restaurant from public monies. The Poles know very well that the Union is not too stupid and before it opens its eyes, one should take as much of what is given… This manna from heaven caused a situation in which officials at all levels are busy going through as much of the Union funding as possible, nevertheless the real problems remain unsolved.”
And here’s a real kicker:
“When it is all accounted for it may turn out that it was not only the Union who lost money on the assistance programs but also Poland may turn out to be a losing party, where the distribution of Union funding only increased the scale of corruption and first of all the reform of public finance has been neglected.”
This one is for Mrs. Angela Merkel:
“The Germans are probably starting to understand that they have been set up and that they should watch the value of their currency and besides the reality of a world economic crisis which includes their country just the same as any other, they have to struggle with problems which are not theirs. The wealth of Germany may evaporate very quickly in this way because they are in a very different situation than the United States. From a point of view that emphasizes the well-being of Germany, their anti-crisis policy should be opposite to the one conducted by Ben Bernanke – more on this subject under “Between Monetary Policies. Where are markets heading to?”” (Copy here).
For the rest of the EU leaders – here’s to you:
“The attempt to fight the deficit showed that the blanket is getting shorter and shorter, the rate of shortening of the blanket must be troubling to the government, it is clear that the Polish economy is not able to meet the markets’ demands on one hand, and the roused hopes of the Poles which the government constantly increased in the name of a permanent election campaign, on the other. Both realities have to collide with each other. All of the energy of the government is directed towards survival until the elections. In Poland the parliament, but even self-governing entities are a partisan booty and the time horizon reaches the elections period.”
“Unfortunately, the western, more developed democracies did not foresee some things, their assistance programs very often serve to support social pathologies, ineffective budgets and they lead to the bankruptcy of economies that they assist.”
Well, I guess that’s what “animal spirits” are all about….
As a preliminary conclusion, Mr. Suplacz writes:
“The most fundamental form of the revaluation of the Polish debt will be the drop in the value of Polish zloty, which will be forced by the market. At the same time, the government, to decrease the burden of domestic debt denominated in zloty will be forced to lower the real interest rates, which is most often achieved indirectly through the increase in inflation. Inflation will at the same answer to the devaluation of zloty. A shock awaits Poland with the adjustment of expense possibilities, both public and private, with economic possibilities.

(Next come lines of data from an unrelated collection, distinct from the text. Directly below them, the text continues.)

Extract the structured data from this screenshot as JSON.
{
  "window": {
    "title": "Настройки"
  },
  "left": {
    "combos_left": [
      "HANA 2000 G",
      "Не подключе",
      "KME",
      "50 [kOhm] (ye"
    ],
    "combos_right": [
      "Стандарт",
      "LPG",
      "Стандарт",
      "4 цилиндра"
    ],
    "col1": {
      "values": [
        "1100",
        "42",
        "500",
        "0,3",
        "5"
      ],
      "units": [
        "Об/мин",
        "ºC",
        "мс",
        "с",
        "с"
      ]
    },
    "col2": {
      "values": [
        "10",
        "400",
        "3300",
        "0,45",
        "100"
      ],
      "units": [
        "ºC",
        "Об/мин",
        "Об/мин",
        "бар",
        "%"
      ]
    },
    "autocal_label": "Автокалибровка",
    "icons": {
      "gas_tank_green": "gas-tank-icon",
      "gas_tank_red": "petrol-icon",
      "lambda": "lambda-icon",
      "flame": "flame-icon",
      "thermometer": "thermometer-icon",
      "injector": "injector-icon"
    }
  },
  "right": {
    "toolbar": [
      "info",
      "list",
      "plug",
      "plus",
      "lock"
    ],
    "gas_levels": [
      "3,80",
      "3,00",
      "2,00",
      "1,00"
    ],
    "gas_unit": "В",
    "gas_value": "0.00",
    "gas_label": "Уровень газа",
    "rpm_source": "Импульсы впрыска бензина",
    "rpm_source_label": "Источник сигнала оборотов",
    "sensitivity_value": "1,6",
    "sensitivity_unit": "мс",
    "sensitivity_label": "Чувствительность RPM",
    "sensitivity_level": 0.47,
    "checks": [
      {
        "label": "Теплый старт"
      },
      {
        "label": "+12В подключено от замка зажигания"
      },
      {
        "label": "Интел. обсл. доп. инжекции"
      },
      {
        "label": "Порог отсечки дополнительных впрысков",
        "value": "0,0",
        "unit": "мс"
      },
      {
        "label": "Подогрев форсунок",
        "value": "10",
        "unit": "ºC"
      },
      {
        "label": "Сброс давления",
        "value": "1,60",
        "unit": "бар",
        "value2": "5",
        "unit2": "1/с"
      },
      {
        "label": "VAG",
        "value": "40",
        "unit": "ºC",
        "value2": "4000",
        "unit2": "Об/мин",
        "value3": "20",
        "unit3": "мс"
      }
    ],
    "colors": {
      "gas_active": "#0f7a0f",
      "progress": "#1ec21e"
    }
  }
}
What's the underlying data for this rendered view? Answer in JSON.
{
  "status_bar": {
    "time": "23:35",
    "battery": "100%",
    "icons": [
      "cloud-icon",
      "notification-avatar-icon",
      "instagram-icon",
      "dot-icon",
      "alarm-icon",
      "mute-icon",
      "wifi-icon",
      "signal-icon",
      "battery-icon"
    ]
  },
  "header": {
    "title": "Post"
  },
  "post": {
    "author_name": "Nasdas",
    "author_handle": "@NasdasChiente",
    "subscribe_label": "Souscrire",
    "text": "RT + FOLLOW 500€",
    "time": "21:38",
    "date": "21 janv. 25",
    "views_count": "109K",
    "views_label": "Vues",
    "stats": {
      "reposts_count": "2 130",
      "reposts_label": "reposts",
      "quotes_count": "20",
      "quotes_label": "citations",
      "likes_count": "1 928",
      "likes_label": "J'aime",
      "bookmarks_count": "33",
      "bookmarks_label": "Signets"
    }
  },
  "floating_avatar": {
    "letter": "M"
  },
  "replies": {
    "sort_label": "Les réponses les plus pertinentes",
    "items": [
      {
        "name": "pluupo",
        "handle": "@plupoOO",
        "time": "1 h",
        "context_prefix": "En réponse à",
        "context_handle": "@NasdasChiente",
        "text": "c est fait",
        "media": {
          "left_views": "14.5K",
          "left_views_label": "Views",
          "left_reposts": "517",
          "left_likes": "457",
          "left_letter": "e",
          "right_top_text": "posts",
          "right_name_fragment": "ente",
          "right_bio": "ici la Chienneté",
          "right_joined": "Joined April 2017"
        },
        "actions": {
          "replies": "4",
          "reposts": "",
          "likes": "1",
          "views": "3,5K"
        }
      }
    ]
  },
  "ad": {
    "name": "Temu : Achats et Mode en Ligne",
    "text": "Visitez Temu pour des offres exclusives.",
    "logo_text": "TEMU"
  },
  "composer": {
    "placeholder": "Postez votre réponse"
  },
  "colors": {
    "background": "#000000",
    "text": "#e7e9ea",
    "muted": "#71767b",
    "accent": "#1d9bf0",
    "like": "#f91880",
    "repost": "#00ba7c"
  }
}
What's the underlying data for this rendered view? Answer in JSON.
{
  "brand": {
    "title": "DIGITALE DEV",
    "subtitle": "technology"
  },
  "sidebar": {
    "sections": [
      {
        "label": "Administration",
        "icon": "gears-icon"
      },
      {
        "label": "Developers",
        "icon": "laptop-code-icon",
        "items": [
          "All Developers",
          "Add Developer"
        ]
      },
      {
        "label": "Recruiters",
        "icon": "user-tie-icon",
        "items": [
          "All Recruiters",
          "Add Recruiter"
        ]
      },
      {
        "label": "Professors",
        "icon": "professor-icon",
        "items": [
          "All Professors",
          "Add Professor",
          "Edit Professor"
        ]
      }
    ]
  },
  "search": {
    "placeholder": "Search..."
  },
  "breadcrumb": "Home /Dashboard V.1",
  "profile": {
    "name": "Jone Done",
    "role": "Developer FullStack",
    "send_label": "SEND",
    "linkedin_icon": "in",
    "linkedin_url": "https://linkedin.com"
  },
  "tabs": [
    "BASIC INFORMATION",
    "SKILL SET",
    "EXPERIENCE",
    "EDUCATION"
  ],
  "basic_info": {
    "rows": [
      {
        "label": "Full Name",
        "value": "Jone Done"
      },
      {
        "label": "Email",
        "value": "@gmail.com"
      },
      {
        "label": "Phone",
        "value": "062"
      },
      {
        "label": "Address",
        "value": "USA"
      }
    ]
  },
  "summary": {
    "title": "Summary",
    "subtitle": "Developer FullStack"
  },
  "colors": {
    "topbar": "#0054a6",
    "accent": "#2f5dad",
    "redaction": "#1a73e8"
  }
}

Labor efficiency, structure of employment, number of people using retirement and pension benefits, holes in the retirement system, financing of health care, countering pathologies such as corruption which unfortunately place Poland closer to Russia than to Europe, all of it is awaiting changes.”
Please take the time to study the full analysis, embedded below: